Officials at the department assured House Republicans they have “prohibited” the Occupational Safety and Health Administration (OSHA) from taking enforcement actions against small farms that are exempted from the agency's regulations.
"The Department of Labor takes the appropriations language very seriously and has prohibited OSHA activities at farming operations that employ 10 or fewer employees," Assistant Labor Secretary Brian Kennedy wrote in a letter to the House Education and Workforce Committee, which had complained about OSHA's regulatory efforts in a January letter to the agency.
The committee released the agency's letter Tuesday.
"The department's family-farming guidance was flawed and legally suspect," Chairman John Kline (R-Minn.) and Workforce Protections subcommittee Chairman Tim Walberg (R-Mich.) said in a joint statement. "We are pleased this misguided policy has been withdrawn, and the department has recognized the legitimate concerns of policymakers and family farmers."
Republican lawmakers were upset about OSHA guidance issued in 2011 that appeared to open the door for agency inspectors to regulate family farms.
Walberg's subcommittee held a hearing last week to discuss Republicans' concerns.
"It's very troubling to see [OSHA] circumvent the public rule-making process in order to significantly alter health and safety standards," Walberg said at the hearing.
Democrats on the committee accused Republicans of trying to "undermine" OSHA's authority.
Since the 1970s, Congress has prohibited OSHA from regulating farms with 10 or fewer employees, according to the Republican reading of the law.
But Republicans have accused the agency of maneuvering around these protections for small farmers by claiming jurisdiction over the nonfarming operations of farms, such as grain storage.
In the letter, Kennedy said OSHA had removed the controversial guidance from its website and would coordinate with the Department of Agriculture to issue new guidance that complies with the law.
"In conducting inspections of farming operations, OSHA strives to ensure full compliance with the small farming operations exemption," Kennedy wrote.
OSHA field offices will now be required to check with the national office to determine whether a small farm is exempt from regulations.
Kennedy said OSHA originally issued the guidance in response to an increasing number of deaths at grain facilities.
OSHA reported that 57 workers were trapped in grain in 2010, and 31 of them died.
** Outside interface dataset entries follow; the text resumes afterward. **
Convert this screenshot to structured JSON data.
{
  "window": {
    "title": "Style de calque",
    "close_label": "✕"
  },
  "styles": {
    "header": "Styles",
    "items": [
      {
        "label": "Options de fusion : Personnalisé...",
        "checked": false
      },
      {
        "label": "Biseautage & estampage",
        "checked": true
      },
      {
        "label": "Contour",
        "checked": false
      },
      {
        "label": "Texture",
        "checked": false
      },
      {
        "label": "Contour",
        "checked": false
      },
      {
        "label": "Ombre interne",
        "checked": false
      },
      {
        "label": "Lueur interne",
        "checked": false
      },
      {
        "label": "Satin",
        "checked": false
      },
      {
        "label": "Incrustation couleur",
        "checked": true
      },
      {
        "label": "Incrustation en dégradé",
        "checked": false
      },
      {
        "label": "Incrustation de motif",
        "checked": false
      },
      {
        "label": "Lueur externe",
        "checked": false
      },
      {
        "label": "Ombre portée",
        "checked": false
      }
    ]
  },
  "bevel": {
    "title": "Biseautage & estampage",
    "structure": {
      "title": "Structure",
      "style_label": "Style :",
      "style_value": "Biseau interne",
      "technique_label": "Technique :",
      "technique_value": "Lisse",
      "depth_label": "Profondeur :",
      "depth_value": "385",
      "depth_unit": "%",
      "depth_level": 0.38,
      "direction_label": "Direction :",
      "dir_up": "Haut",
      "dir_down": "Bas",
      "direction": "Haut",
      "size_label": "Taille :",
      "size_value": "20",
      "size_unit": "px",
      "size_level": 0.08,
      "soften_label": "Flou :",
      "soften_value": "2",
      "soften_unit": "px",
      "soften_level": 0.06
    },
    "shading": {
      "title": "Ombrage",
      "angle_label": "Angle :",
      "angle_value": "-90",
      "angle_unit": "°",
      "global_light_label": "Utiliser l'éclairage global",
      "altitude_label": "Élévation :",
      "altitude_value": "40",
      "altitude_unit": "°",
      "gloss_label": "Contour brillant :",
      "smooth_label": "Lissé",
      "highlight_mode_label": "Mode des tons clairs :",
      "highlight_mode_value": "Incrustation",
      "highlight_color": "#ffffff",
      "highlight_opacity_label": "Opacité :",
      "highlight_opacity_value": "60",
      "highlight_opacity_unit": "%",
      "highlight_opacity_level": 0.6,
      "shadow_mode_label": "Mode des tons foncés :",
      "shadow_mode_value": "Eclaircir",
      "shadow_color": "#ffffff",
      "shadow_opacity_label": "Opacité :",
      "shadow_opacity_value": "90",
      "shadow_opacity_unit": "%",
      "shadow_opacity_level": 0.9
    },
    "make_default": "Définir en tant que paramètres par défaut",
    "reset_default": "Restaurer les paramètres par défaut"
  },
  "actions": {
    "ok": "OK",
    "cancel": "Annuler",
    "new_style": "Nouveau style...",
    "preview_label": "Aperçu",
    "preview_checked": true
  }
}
That was the highest number of deaths since 1964.
But OSHA noted that the number of deaths in grain facilities fell by 74 percent from 2010-2012, during which period the agency issued the controversial guidance.
"As you may be aware, fatalities can occur in grain storage facilities when workers become buried [entrapped] by grain as they walk on moving grain or attempt to clear grain built up on the inside of a grain bin," Kennedy wrote. "Moving grain acts like quick sand, entrapping and suffocating the worker."